Monday, April 13, 2020

April 2020 Financial Asset Roundup

Here are my current financial assets as of the market close on April 9th, 2020:


Asset Mar
2020
Apr
2020
Change
Checking 2,093 3,775 1,682
Money Market 45,005 54,697 9,692
Savings Bonds 162,007 162,269 262
Treasury Bills 0 0 0
CDs 95,263 95,516 253
Brokerage 171,277 169,168 -2,109
401k 215,748 207,362 -8,386
Roth IRA 166,075 159,027 -7,048
SEP IRA 815,967 803,206 -12,761
529 Savings 185,174 184,766 -408



Total Assets $1,858,609 $1,839,786 -$18,823
   
 
-1.01%


As the fallout from the Coronavirus pandemic continues, the S&P 500 dropped an additional 3.21% since the last update:

(chart courtesy of nasdaq.com)

On the jobs front, the unemployment rate for March rose from 3.5% to 4.4%, with 701,000 jobs lost. That number is headed much higher as millions of people file for unemployment benefits each week, with a recession being inevitable at this point. Oil prices have continued to drop by another third to the $23 level, which translated to a local regular unleaded gasoline price of $1.69 at my last fill up.

On the financial front, I pulled my brokerage account cash out of money market funds and transferred it to my Alliant savings account (current yield 1.35%) for the better rate and NCUA protection.

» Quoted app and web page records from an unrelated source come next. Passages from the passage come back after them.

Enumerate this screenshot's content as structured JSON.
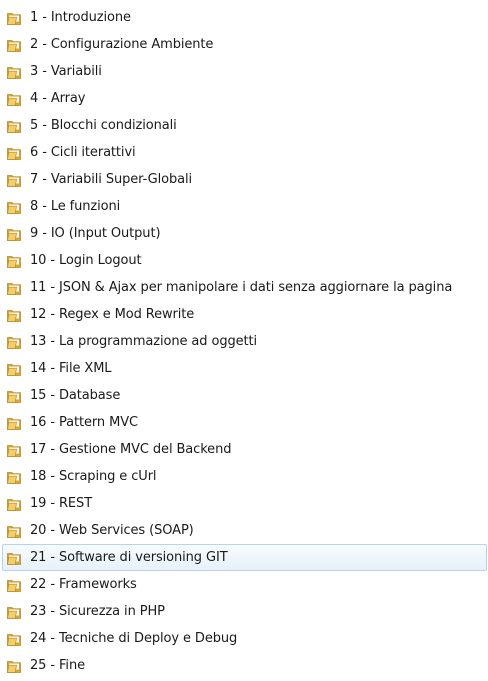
{
  "folders": [
    {
      "label": "1 - Introduzione",
      "icon": "folder-icon",
      "selected": false
    },
    {
      "label": "2 - Configurazione Ambiente",
      "icon": "folder-icon",
      "selected": false
    },
    {
      "label": "3 - Variabili",
      "icon": "folder-icon",
      "selected": false
    },
    {
      "label": "4 - Array",
      "icon": "folder-icon",
      "selected": false
    },
    {
      "label": "5 - Blocchi condizionali",
      "icon": "folder-icon",
      "selected": false
    },
    {
      "label": "6 - Cicli iterattivi",
      "icon": "folder-icon",
      "selected": false
    },
    {
      "label": "7 - Variabili Super-Globali",
      "icon": "folder-icon",
      "selected": false
    },
    {
      "label": "8 - Le funzioni",
      "icon": "folder-icon",
      "selected": false
    },
    {
      "label": "9 - IO (Input Output)",
      "icon": "folder-icon",
      "selected": false
    },
    {
      "label": "10 - Login Logout",
      "icon": "folder-icon",
      "selected": false
    },
    {
      "label": "11 - JSON & Ajax per manipolare i dati senza aggiornare la pagina",
      "icon": "folder-icon",
      "selected": false
    },
    {
      "label": "12 - Regex e Mod Rewrite",
      "icon": "folder-icon",
      "selected": false
    },
    {
      "label": "13 - La programmazione ad oggetti",
      "icon": "folder-icon",
      "selected": false
    },
    {
      "label": "14 - File XML",
      "icon": "folder-icon",
      "selected": false
    },
    {
      "label": "15 - Database",
      "icon": "folder-icon",
      "selected": false
    },
    {
      "label": "16 - Pattern MVC",
      "icon": "folder-icon",
      "selected": false
    },
    {
      "label": "17 - Gestione MVC del Backend",
      "icon": "folder-icon",
      "selected": false
    },
    {
      "label": "18 - Scraping e cUrl",
      "icon": "folder-icon",
      "selected": false
    },
    {
      "label": "19 - REST",
      "icon": "folder-icon",
      "selected": false
    },
    {
      "label": "20 - Web Services (SOAP)",
      "icon": "folder-icon",
      "selected": false
    },
    {
      "label": "21 - Software di versioning GIT",
      "icon": "folder-icon",
      "selected": true
    },
    {
      "label": "22 - Frameworks",
      "icon": "folder-icon",
      "selected": false
    },
    {
      "label": "23 - Sicurezza in PHP",
      "icon": "folder-icon",
      "selected": false
    },
    {
      "label": "24 - Tecniche di Deploy e Debug",
      "icon": "folder-icon",
      "selected": false
    },
    {
      "label": "25 - Fine",
      "icon": "folder-icon",
      "selected": false
    }
  ],
  "colors": {
    "folder_front": "#f3cf6a",
    "folder_back": "#d9a634",
    "folder_edge": "#b9892a",
    "selection_border": "#b9d3ee",
    "text": "#1a1a1a"
  }
}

Also, the March 2020 CPI-U numbers came out on Friday and I intend to post about the rate situation and what my current thinking is with regard to Series I savings bonds.

Coronavirus-related economic stimulus is also on my radar. As I mentioned last week, I applied for a forgivable Paycheck Protection Program Loan with Bank of America. While the process currently seems to be in limbo for me, my hope is that this will help tide me over for a couple of months as my business revenue declines with my largest client having closed their retail locations 3+ weeks ago. Mrs. Frugalson and I are also eligible for a partial personal stimulus payment (calculator here), with the money to start flowing this week. Stay tuned for a Get My Payment online tool from the IRS, which should be available soon.

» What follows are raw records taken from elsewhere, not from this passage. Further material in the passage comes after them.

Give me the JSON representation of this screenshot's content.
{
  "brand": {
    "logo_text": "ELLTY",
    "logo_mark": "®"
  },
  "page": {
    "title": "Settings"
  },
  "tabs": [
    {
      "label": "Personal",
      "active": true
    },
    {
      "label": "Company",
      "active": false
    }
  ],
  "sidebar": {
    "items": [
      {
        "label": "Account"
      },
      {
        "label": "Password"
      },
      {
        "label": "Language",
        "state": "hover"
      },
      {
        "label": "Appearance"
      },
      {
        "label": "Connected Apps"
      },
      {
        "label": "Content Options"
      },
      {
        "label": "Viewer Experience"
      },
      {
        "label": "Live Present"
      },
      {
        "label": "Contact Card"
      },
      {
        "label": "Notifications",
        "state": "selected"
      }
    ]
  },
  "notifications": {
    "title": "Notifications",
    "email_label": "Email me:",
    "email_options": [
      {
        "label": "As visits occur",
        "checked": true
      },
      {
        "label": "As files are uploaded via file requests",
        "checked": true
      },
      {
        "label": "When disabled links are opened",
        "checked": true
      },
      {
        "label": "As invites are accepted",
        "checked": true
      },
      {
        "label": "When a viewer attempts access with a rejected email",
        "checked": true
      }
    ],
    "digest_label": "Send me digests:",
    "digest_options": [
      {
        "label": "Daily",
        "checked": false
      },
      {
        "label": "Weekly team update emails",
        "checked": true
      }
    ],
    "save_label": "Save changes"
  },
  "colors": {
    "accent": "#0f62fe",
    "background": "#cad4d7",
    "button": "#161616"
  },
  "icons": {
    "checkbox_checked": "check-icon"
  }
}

As for the non-financial, the youngest Frugalson made it official, choosing to attend college at a state school that offered a full merit scholarship. I was concerned that my 529 savings would come up short with a private school undergrad degree costing $200k+, but now I'm in the fortunate position of having saved too much. There is a provision to pull scholarship money out of 529 plans without penalty, so I will be researching the logistics of that in the near future. No matter how you slice it, it's a nice problem to have. Finally, it's scary out there and I hope everyone stays healthy and safe. Be well!